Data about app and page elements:

>>>

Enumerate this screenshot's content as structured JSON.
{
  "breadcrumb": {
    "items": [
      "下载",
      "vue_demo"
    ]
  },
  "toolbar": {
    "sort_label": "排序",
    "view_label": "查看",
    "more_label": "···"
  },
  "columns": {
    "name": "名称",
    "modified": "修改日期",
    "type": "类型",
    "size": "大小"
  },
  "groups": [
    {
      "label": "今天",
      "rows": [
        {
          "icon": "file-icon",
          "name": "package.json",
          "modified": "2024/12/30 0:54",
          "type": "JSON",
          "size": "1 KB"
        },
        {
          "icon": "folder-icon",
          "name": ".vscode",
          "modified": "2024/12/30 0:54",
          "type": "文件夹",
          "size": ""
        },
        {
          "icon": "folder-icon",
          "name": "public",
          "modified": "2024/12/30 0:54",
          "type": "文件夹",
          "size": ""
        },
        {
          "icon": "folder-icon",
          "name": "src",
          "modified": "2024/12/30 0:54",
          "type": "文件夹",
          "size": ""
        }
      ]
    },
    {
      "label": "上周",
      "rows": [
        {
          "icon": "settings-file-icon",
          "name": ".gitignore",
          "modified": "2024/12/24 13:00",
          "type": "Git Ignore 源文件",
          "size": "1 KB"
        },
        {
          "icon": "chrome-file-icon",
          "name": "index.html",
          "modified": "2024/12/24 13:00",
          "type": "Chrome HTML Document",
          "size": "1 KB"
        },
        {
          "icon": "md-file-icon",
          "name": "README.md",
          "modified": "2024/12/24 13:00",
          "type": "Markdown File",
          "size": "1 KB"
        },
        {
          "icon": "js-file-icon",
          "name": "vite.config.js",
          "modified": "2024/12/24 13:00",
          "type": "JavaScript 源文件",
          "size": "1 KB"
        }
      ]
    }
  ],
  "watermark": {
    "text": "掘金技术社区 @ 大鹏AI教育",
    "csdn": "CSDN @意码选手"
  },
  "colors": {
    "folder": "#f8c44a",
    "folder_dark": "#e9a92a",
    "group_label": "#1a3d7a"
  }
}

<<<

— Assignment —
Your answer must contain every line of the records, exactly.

— Answer space —
Enumerate this screenshot's content as structured JSON.
{
  "breadcrumb": {
    "items": [
      "下载",
      "vue_demo"
    ]
  },
  "toolbar": {
    "sort_label": "排序",
    "view_label": "查看",
    "more_label": "···"
  },
  "columns": {
    "name": "名称",
    "modified": "修改日期",
    "type": "类型",
    "size": "大小"
  },
  "groups": [
    {
      "label": "今天",
      "rows": [
        {
          "icon": "file-icon",
          "name": "package.json",
          "modified": "2024/12/30 0:54",
          "type": "JSON",
          "size": "1 KB"
        },
        {
          "icon": "folder-icon",
          "name": ".vscode",
          "modified": "2024/12/30 0:54",
          "type": "文件夹",
          "size": ""
        },
        {
          "icon": "folder-icon",
          "name": "public",
          "modified": "2024/12/30 0:54",
          "type": "文件夹",
          "size": ""
        },
        {
          "icon": "folder-icon",
          "name": "src",
          "modified": "2024/12/30 0:54",
          "type": "文件夹",
          "size": ""
        }
      ]
    },
    {
      "label": "上周",
      "rows": [
        {
          "icon": "settings-file-icon",
          "name": ".gitignore",
          "modified": "2024/12/24 13:00",
          "type": "Git Ignore 源文件",
          "size": "1 KB"
        },
        {
          "icon": "chrome-file-icon",
          "name": "index.html",
          "modified": "2024/12/24 13:00",
          "type": "Chrome HTML Document",
          "size": "1 KB"
        },
        {
          "icon": "md-file-icon",
          "name": "README.md",
          "modified": "2024/12/24 13:00",
          "type": "Markdown File",
          "size": "1 KB"
        },
        {
          "icon": "js-file-icon",
          "name": "vite.config.js",
          "modified": "2024/12/24 13:00",
          "type": "JavaScript 源文件",
          "size": "1 KB"
        }
      ]
    }
  ],
  "watermark": {
    "text": "掘金技术社区 @ 大鹏AI教育",
    "csdn": "CSDN @意码选手"
  },
  "colors": {
    "folder": "#f8c44a",
    "folder_dark": "#e9a92a",
    "group_label": "#1a3d7a"
  }
}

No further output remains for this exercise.